Hey fellow blogger, have you ever had writers block? I’m often confronted with this because either I have too many ideas and get lost when trying to focus on one, or simply put when I have the time to write a post my mind is blocked and have no clue what to write about. Just a while back I found a very nice way to break this block – Google search history. Read on and you will understand what I mean.
My blog is mainly about programming and that is not by chance. I have a day job as a programmer so that’s why I blog about it. Usually my blog post subjects are about various problems that I have to solve for my job. However, sometimes there are so many topics that go before my eyes that by the end of the week I can barely remember one or two of them.
So, if more than a week goes by without me writing a post a lot of potential interesting topics just slip by me. Of course, it would help a lot if I would just write down ideas for posts when I encounter them, but the matter of fact is that I simply don’t do it.
Activate Google search history
Google search history is a tool from Google that records searches your searches.
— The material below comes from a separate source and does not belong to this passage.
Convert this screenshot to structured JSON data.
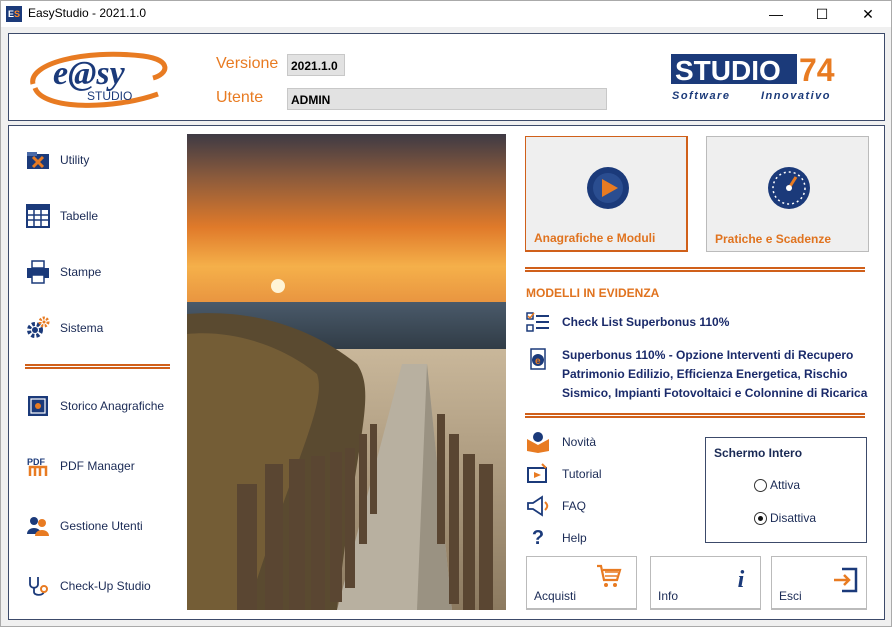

You would not really think of it as a blogging tool, but for me that’s exactly what it has become for me.
First of all, you need a Google account. Then you need to activate the Google search history here https://history.google.com/history/ because I think that by default it’s deactivated.
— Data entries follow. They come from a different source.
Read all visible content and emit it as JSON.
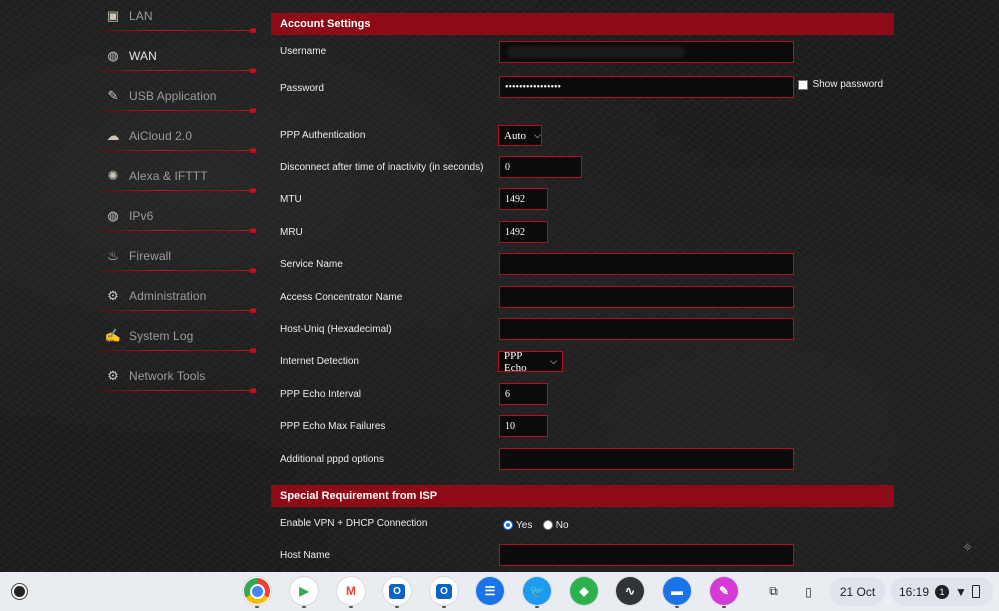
{
  "sidebar": {
    "items": [
      {
        "label": "LAN",
        "icon": "lan-icon",
        "glyph": "▣"
      },
      {
        "label": "WAN",
        "icon": "globe-icon",
        "glyph": "◍"
      },
      {
        "label": "USB Application",
        "icon": "usb-icon",
        "glyph": "✎"
      },
      {
        "label": "AiCloud 2.0",
        "icon": "cloud-icon",
        "glyph": "☁"
      },
      {
        "label": "Alexa & IFTTT",
        "icon": "alexa-icon",
        "glyph": "✺"
      },
      {
        "label": "IPv6",
        "icon": "ipv6-globe-icon",
        "glyph": "◍"
      },
      {
        "label": "Firewall",
        "icon": "firewall-icon",
        "glyph": "♨"
      },
      {
        "label": "Administration",
        "icon": "gear-icon",
        "glyph": "⚙"
      },
      {
        "label": "System Log",
        "icon": "log-icon",
        "glyph": "✍"
      },
      {
        "label": "Network Tools",
        "icon": "tools-icon",
        "glyph": "⚙"
      }
    ],
    "active": "WAN"
  },
  "account": {
    "title": "Account Settings",
    "username_label": "Username",
    "password_label": "Password",
    "password_value": "••••••••••••••••",
    "show_password_label": "Show password",
    "ppp_auth_label": "PPP Authentication",
    "ppp_auth_value": "Auto",
    "disconnect_label": "Disconnect after time of inactivity (in seconds)",
    "disconnect_value": "0",
    "mtu_label": "MTU",
    "mtu_value": "1492",
    "mru_label": "MRU",
    "mru_value": "1492",
    "service_name_label": "Service Name",
    "service_name_value": "",
    "ac_name_label": "Access Concentrator Name",
    "ac_name_value": "",
    "host_uniq_label": "Host-Uniq (Hexadecimal)",
    "host_uniq_value": "",
    "internet_detection_label": "Internet Detection",
    "internet_detection_value": "PPP Echo",
    "echo_interval_label": "PPP Echo Interval",
    "echo_interval_value": "6",
    "echo_failures_label": "PPP Echo Max Failures",
    "echo_failures_value": "10",
    "pppd_options_label": "Additional pppd options",
    "pppd_options_value": ""
  },
  "isp": {
    "title": "Special Requirement from ISP",
    "vpn_dhcp_label": "Enable VPN + DHCP Connection",
    "yes_label": "Yes",
    "no_label": "No",
    "vpn_dhcp_value": "Yes",
    "host_name_label": "Host Name",
    "host_name_value": ""
  },
  "shelf": {
    "apps": [
      {
        "name": "chrome-icon",
        "bg": "#ffffff",
        "glyph": ""
      },
      {
        "name": "play-store-icon",
        "bg": "#ffffff",
        "glyph": "▶"
      },
      {
        "name": "gmail-icon",
        "bg": "#ffffff",
        "glyph": "M"
      },
      {
        "name": "outlook-icon",
        "bg": "#ffffff",
        "glyph": "O"
      },
      {
        "name": "outlook-alt-icon",
        "bg": "#ffffff",
        "glyph": "O"
      },
      {
        "name": "messages-icon",
        "bg": "#1a73e8",
        "glyph": "☰"
      },
      {
        "name": "twitter-icon",
        "bg": "#1d9bf0",
        "glyph": "🐦"
      },
      {
        "name": "feedly-icon",
        "bg": "#2bb24c",
        "glyph": "◆"
      },
      {
        "name": "activity-icon",
        "bg": "#2f3437",
        "glyph": "∿"
      },
      {
        "name": "files-icon",
        "bg": "#1a73e8",
        "glyph": "▬"
      },
      {
        "name": "photos-editor-icon",
        "bg": "#d63ad6",
        "glyph": "✎"
      }
    ],
    "date": "21 Oct",
    "time": "16:19",
    "notification_count": "1"
  }
}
Once activated you will get a dashboard looking something like this:
This dashboard shows me right away a very nice overview of my latest searches. Underneath the dashboard I get the actual list of searches and the results I clicked.
Let’s take a look at the dashboard. First thing to notice is that you can select the time frame. In the screenshot above you can see I selected last week’s history. So, apparently I search in average about 190 topics each week. Now you can also see why it’s a bit difficult to remember those 190 searches when trying to write an interesting blog post.
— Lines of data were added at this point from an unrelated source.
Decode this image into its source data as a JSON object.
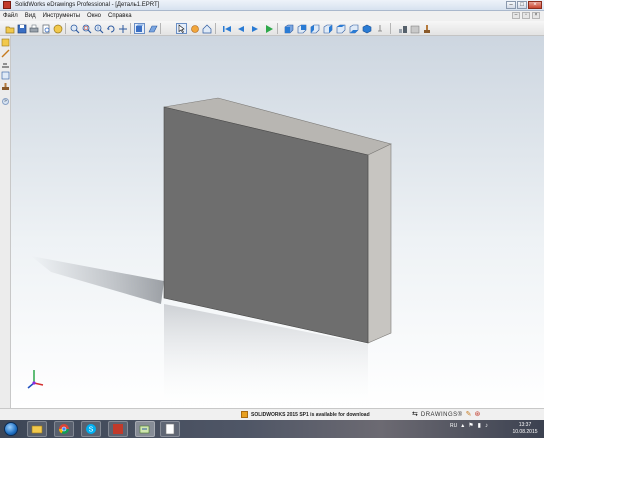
{
  "window": {
    "title": "SolidWorks eDrawings Professional - [Деталь1.EPRT]",
    "controls": [
      "–",
      "□",
      "×"
    ]
  },
  "menu": {
    "items": [
      "Файл",
      "Вид",
      "Инструменты",
      "Окно",
      "Справка"
    ],
    "doc_controls": [
      "–",
      "▫",
      "×"
    ]
  },
  "toolbar": {
    "icons": [
      "open-icon",
      "save-icon",
      "print-icon",
      "print-preview-icon",
      "help-icon",
      "zoom-to-fit-icon",
      "zoom-to-area-icon",
      "zoom-in-out-icon",
      "rotate-icon",
      "pan-icon",
      "shaded-icon",
      "perspective-icon",
      "select-icon",
      "3d-pointer-icon",
      "home-icon",
      "first-frame-icon",
      "previous-frame-icon",
      "next-frame-icon",
      "play-icon",
      "front-view-icon",
      "back-view-icon",
      "left-view-icon",
      "right-view-icon",
      "top-view-icon",
      "bottom-view-icon",
      "isometric-view-icon",
      "measure-icon",
      "section-icon",
      "mark-icon",
      "stamp-icon"
    ]
  },
  "side_pane": {
    "icons": [
      "markup-icon",
      "pencil-icon",
      "measure-icon",
      "component-icon",
      "stamp-icon"
    ],
    "expand_label": "»"
  },
  "viewport": {
    "model_face_color": "#6e6e6e",
    "model_top_color": "#b8b6b2",
    "model_side_color": "#c7c5c1"
  },
  "status": {
    "notice": "SOLIDWORKS 2015 SP1 is available for download",
    "brand": "DRAWINGS®"
  },
  "taskbar": {
    "apps": [
      "explorer",
      "chrome",
      "skype",
      "solidworks",
      "edrawings",
      "notepad"
    ],
    "tray": {
      "language": "RU",
      "time": "13:37",
      "date": "10.08.2015"
    }
  }
}
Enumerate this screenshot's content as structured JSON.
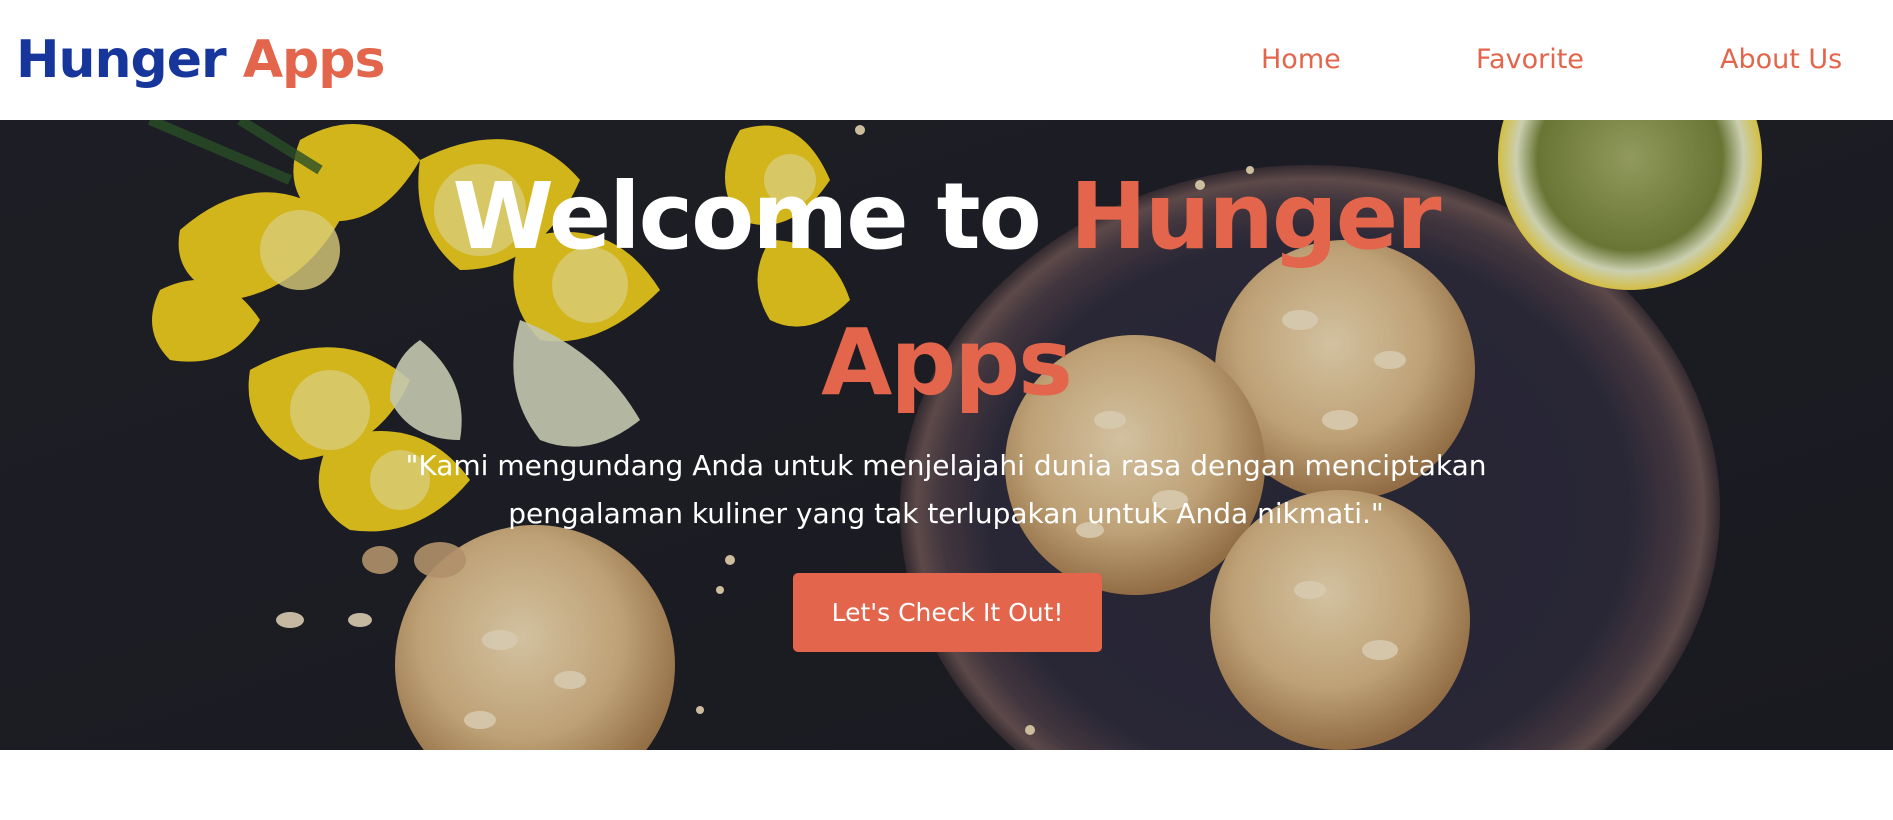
{
  "header": {
    "logo_part1": "Hunger",
    "logo_part2": "Apps",
    "nav": {
      "home": "Home",
      "favorite": "Favorite",
      "about": "About Us"
    }
  },
  "hero": {
    "title_white": "Welcome to",
    "title_accent": "Hunger Apps",
    "quote": "\"Kami mengundang Anda untuk menjelajahi dunia rasa dengan menciptakan pengalaman kuliner yang tak terlupakan untuk Anda nikmati.\"",
    "cta_label": "Let's Check It Out!"
  },
  "colors": {
    "brand_blue": "#17369c",
    "accent": "#e2654c",
    "hero_background": "#25262c"
  },
  "icons": [
    "hero-background-photo"
  ]
}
The dashboard also shows the top 5 search click, so top 5 destinations to which my searches take me.
stackoverflow.com is the first one since it’s a very nice source for troubleshooting various programming and IT problems. Then comes github.com which I accessed a lot in the last period of time. Mainly because I’m doing a lot of Ionic framework projects, and plugins for Ionic with their documentation are stored on github.
Now, number 3, libgdx.badlogicgames.com is really an interesting point. This is the website of libgdx, which is a game engine for mobile and desktop. Can you guess what my Making mobile games, the easy way post is about? You guessed it, it’s about libgdx. I had started making games with this engine a few weeks ago and therefore I did a lot of searching that lead me to the libgdx website.
Number 4 is about Liferay. My day job is almost exclusively about Liferay, so it’s not a surprise to see that site in the top 5. There is also gradle, and that is not totally a surprise and it’s not unrelated to Liferay because for the last few weeks I’ve been working on getting a Liferay 7 portlet to work, and the new deployment method for portlets in Liferay 7 involves some gradle configurations.
See, already that gives me quite a few topics to write about.
You can do even more with the Google search history. If you use the search bar on top or the list below the dashboard you can browse through all the search key words you used and the sites you landed on while using these searches.
So, whenever I have writer’s block I just browse through my latest searches online and choose one. Chances are that the more I searched for an answer or a solution to a problem the more interesting the answer will be to my readers.
Let me know in the comments area if you already used this tool for your blogging or if you use any similar tools.